“Senior military officials.” By James Glanz and Sabrina Tavernise for the New York Times:
BAGHDAD, Dec. 24 “” The American military is holding at least four Iranians in Iraq, including men the Bush administration called senior military officials, who were seized in a pair of raids late last week aimed at people suspected of conducting attacks on Iraqi security forces, according to senior Iraqi and American officials in Baghdad and Washington.
The Bush administration made no public announcement of the politically delicate seizure of the Iranians, though in response to specific questions the White House confirmed Sunday that the Iranians were in custody.
Gordon D. Johndroe, the spokesman for the National Security Council, said two Iranian diplomats were among those initially detained in the raids. The two had papers showing that they were accredited to work in Iraq, and he said they were turned over to the Iraqi authorities and released. He confirmed that a group of other Iranians, including the military officials, remained in custody while an investigation continued, and he said, “We continue to work with the government of Iraq on the status of the detainees.”
It was unclear what kind of evidence American officials possessed that the Iranians were planning attacks, and the officials would not identify those being held. One official said that “a lot of material” was seized in the raid, but would not say if it included arms or documents that pointed to planning for attacks. Much of the material was still being examined, the official said.
Nonetheless, the two raids, in central Baghdad, have deeply upset Iraqi government officials, who have been making strenuous efforts to engage Iran on matters of security. At least two of the Iranians were in this country on an invitation extended by Iraq’s president, Jalal Talabani, during a visit to Tehran earlier this month. It was particularly awkward for the Iraqis that one of the raids took place in the Baghdad compound of Abdul Aziz al-Hakim, one of Iraq’s most powerful Shiite leaders, who traveled to Washington three weeks ago to meet President Bush.
Over the past four days, the Iraqis and Iranians have engaged in intense behind-the-scenes efforts to secure the release of the remaining detainees. One Iraqi government official said, “The Iranian ambassador has been running around from office to office.”
Iraqi leaders appealed to the American military, including to Gen. George W. Casey Jr., the senior American ground commander in Iraq, to release the Iranians, according to an Iraqi politician familiar with the efforts. The debate about what to do next has also engaged officials in the White House and the State Department. The national security adviser, Stephen J. Hadley, has been fully briefed, officials said, though they would not say what Mr. Bush has been told about the seizure or the identity of the
A senior Western official in Baghdad said the raids were conducted after American officials received information that the people detained had been involved in attacks on official security forces in Iraq. “We conduct operations against those who threaten Iraqi and coalition forces,” the official said. “This was based on information.”

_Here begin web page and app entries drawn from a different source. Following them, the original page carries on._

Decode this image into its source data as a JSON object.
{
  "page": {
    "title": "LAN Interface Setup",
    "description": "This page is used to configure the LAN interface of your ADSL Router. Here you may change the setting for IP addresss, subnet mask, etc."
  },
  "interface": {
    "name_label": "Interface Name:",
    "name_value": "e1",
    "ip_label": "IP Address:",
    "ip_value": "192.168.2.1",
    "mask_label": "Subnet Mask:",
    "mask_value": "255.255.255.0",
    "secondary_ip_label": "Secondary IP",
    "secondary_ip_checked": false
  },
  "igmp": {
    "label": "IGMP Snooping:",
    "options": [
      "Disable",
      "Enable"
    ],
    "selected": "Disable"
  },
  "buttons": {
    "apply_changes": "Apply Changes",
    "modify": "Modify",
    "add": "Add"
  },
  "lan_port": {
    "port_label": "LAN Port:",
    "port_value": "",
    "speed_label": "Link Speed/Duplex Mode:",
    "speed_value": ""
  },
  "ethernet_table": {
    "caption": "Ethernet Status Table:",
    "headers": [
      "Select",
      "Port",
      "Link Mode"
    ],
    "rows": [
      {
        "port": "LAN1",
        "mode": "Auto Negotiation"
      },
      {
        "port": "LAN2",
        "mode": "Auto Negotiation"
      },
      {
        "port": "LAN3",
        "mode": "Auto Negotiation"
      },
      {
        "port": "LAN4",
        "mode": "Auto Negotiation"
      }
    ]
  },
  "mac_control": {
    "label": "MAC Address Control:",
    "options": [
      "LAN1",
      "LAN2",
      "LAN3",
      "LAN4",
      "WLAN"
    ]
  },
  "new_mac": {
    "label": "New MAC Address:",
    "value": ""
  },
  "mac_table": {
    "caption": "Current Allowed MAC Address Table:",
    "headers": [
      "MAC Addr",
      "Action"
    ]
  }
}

A spokesman for Mr. Hakim, who heads a Shiite political party called Sciri, which began as an exile group in Iran that opposed Saddam Hussein, declined to comment. In Tehran, the Iranian Foreign Ministry spokesman, Mohammad Ali Hosseini, had no comment about the case on Sunday other than to say it was under examination.
Much about the raids and the identities of the Iranians remained unclear on Sunday. American officials offered few details. They said that an investigation was under way and that they wanted to give the Iraqi government time to figure out its position. A
Bush administration official said the Iranian military officials held in custody were suspected of being members of the Quds force of the Iranian Revolutionary Guard Corps. It has been involved in training members of Hezbollah and other groups that the Americans
regard as terrorist organizations.
American and Iraqi officials have long accused Iran of interfering in this country”s internal affairs, but have rarely produced evidence. The administration presented last week’s arrests as a potential confirmation of the link. Mr. Johndroe said, “We
suspect this event validates our claims about Iranian meddling, but we want to finish our investigation of the detained Iranians before characterizing their activities.”
The raids and arrests were confirmed by at least seven officials and politicians in Baghdad and Washington. Still, the development was being viewed skeptically on Sunday by some Iraqis, who said that they suspected that the timing was intended to reinforce arguments by some in the administration that direct talks with Iran would be futile.
The United States is now holding, apparently for the first time, Iranians who it suspects of planning attacks. One senior administration official said, “This is going to be a tense but clarifying moment.”